Salamanders aren’t that common in Minnesota—you’d have to comb the whole state to find four species, according to researcher Ken Kozak. Mountains are home to most of the world’s 580 living species of salamanders, with the highest concentrations in southern Appalachia and the Mexico-to-Panama highlands.
What’s more, salamanders are so common in high-elevation forests that their total biomass often exceeds that of rodents and birds. They’re such a critical link in food webs that anything affecting salamanders could have a cascading effect on mountain ecosystems.
Kozak has been tracking salamanders in their mountain habitats for years. These days, he is accompanied by students up and down the slippery paths, in temperatures that range from summer to winter and back in a single day. Together they investigate why mountains are so rich in diversity and how that diversity is affected by rapidly changing climate. To do it, Kozak merges theory and approaches from evolution, ecology, and geographic information science (GIS)—an innovative synthesis with significance far beyond the mountains.
Kozak joined the University in 2007 in a dual role—assistant professor of fisheries, wildlife, and conservation biology, and curator for amphibians at the Bell Museum of Natural History. As an emerging international leader in the study of biological diversity and predicting the impact of climate change on organisms, he was named a McKnight Land-Grant Professor for 2010-12.
The particular kind of salamanders that Kozak and his teams study are lungless, the only amphibians in the world that breathe entirely through their skin. This makes them particularly sensitive to changes in climate.
Many species are so narrowly adapted to the climate at specific elevations that they aren’t likely to survive in changing climates by moving. For the salamanders, the mountains are what Kozak calls “islands in the sky.”
Research projects bring together, on one hand, the study of evolutionary trees that map the environmental conditions under which species originated and how slowly or quickly they adapt and, on the other hand, field and lab work that quantify how salamander species respond to changes in temperature and humidity.
Conducting an explicit test of how species respond to changes in climate with proper, collected field data is rare in the line of research that Kozak is conducting, according to a colleague at the University of Copenhagen.
Kozak also leads a large international collaboration of scientists in several fields that is testing whether similar processes drive diversity patterns in more types of animals and mountainous regions around the world.
With the McKnight award, Kozak plans to spend time getting data on salamander species that live in the mountains of Mexico and Central America.

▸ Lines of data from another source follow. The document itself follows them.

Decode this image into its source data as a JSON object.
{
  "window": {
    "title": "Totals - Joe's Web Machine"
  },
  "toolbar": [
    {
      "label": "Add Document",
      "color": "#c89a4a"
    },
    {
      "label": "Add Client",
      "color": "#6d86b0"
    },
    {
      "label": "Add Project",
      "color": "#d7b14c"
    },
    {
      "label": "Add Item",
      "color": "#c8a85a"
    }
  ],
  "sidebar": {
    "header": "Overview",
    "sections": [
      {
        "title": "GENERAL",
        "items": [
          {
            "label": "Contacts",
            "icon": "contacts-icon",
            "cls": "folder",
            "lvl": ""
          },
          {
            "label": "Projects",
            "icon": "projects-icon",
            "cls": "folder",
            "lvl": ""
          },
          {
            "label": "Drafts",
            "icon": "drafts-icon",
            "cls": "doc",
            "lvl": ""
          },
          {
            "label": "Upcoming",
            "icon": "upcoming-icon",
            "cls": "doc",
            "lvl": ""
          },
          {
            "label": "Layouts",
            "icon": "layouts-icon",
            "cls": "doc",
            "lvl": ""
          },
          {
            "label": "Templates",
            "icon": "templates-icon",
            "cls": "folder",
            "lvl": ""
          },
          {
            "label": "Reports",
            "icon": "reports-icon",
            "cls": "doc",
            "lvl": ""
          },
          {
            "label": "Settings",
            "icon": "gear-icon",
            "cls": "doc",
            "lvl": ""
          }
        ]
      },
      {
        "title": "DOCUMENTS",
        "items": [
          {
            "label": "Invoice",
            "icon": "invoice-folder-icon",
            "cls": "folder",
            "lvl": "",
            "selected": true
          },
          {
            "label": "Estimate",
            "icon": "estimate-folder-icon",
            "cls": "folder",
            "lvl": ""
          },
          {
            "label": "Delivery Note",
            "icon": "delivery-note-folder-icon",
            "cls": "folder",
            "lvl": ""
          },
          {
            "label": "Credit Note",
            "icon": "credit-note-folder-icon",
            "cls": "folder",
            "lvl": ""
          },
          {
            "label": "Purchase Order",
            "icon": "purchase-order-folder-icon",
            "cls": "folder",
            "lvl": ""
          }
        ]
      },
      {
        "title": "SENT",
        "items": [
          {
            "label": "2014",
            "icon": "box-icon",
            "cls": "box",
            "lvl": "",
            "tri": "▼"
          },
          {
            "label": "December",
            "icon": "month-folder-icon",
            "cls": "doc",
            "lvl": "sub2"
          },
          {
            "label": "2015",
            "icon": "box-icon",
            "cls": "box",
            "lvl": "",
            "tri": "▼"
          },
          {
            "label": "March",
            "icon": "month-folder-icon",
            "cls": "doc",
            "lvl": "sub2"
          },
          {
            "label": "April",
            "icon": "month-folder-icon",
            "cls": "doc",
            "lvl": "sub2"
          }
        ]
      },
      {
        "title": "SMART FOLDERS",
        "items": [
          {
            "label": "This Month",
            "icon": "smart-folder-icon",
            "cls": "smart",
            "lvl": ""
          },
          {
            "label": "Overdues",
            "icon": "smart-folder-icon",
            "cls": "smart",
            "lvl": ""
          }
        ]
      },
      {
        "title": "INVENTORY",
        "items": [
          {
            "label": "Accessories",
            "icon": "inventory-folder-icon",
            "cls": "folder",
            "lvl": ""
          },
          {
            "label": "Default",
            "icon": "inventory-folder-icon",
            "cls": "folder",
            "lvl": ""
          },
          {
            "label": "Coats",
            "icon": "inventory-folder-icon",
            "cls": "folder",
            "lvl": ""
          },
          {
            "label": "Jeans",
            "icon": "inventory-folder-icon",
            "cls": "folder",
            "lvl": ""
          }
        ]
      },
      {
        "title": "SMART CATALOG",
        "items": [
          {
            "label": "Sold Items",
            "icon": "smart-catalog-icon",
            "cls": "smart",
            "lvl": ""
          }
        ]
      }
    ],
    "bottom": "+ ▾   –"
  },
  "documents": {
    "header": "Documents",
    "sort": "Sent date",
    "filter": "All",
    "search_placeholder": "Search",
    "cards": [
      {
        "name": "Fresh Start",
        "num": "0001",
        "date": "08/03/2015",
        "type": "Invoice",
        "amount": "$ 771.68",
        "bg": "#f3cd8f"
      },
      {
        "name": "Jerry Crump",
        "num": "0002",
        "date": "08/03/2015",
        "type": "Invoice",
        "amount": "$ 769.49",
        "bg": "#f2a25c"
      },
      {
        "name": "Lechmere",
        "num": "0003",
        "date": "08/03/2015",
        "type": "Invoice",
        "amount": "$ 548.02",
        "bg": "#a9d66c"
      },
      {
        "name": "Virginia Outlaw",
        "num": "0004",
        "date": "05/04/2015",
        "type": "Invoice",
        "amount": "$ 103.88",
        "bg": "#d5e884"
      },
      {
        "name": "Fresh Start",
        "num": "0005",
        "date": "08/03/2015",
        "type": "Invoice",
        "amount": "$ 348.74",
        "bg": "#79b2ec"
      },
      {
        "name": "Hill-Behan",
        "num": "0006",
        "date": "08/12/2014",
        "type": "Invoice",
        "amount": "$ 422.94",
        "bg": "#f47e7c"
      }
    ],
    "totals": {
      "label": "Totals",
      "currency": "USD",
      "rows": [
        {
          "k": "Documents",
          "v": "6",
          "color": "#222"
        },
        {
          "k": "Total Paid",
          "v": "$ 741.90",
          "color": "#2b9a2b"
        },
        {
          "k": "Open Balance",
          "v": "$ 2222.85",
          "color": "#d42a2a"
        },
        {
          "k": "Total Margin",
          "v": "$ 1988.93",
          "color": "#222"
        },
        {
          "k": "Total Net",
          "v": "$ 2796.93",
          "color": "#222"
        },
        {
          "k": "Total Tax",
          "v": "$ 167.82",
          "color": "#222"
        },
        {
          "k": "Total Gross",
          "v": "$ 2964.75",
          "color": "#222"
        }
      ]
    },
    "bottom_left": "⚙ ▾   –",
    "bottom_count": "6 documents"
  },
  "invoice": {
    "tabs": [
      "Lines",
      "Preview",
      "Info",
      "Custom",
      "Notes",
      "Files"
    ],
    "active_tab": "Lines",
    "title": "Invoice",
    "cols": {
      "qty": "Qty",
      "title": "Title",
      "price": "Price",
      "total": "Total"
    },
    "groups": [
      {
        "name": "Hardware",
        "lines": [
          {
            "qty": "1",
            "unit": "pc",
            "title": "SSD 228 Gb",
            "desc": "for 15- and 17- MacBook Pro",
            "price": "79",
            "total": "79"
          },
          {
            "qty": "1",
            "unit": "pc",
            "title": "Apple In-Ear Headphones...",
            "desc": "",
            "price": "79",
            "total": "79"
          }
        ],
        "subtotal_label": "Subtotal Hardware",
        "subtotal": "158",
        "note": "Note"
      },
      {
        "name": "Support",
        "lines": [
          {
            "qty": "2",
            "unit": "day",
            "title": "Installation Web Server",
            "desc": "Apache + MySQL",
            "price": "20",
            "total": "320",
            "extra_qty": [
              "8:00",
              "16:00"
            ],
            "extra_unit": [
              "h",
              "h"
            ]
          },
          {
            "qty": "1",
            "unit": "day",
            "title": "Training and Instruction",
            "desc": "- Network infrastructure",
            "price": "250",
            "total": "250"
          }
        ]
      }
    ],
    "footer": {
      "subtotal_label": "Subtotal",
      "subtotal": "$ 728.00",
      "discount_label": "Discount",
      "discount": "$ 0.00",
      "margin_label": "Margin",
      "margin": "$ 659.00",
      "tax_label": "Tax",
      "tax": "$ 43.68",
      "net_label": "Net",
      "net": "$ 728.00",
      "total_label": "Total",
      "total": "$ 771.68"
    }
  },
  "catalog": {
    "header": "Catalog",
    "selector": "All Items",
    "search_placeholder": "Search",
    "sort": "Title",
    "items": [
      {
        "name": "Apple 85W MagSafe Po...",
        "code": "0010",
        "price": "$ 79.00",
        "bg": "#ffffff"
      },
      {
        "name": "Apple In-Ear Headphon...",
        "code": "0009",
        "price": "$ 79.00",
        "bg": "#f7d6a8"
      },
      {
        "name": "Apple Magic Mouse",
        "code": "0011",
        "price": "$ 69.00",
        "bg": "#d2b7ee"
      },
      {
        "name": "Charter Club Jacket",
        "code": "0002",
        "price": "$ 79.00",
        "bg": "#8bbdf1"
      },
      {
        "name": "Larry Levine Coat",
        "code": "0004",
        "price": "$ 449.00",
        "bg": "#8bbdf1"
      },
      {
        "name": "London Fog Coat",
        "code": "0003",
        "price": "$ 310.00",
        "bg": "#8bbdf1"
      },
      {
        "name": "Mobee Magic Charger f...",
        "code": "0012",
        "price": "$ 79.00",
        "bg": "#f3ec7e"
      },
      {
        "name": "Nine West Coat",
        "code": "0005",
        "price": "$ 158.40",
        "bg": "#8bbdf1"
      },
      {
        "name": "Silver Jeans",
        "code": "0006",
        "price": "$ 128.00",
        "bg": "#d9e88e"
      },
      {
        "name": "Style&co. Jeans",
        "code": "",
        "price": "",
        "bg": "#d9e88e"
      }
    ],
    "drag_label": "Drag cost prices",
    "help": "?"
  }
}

He’s also planning a trip to the Centre for Tropical Biodiversity and Climate Change at James Cook University in Australia, to develop his approach in collaboration with some of the world’s leaders in climate-change biology.
Kenneth Kozak, fisheries, wildlife, and conservation biology, and Bell Museum of Natural History: What can salamanders tell us about the origin and fate of the world’s biodiversity hotspots?
Read more about Kozak and his work:
Not the heat, but the diversity (Dec. 14, 2010)
Salamanders, changing with the times (KARE, Dec. 9, 2010)
Salamanders of Appalachia (July 17, 2007)
Post by Gayla Marty
Originally published on Research @ the U of M.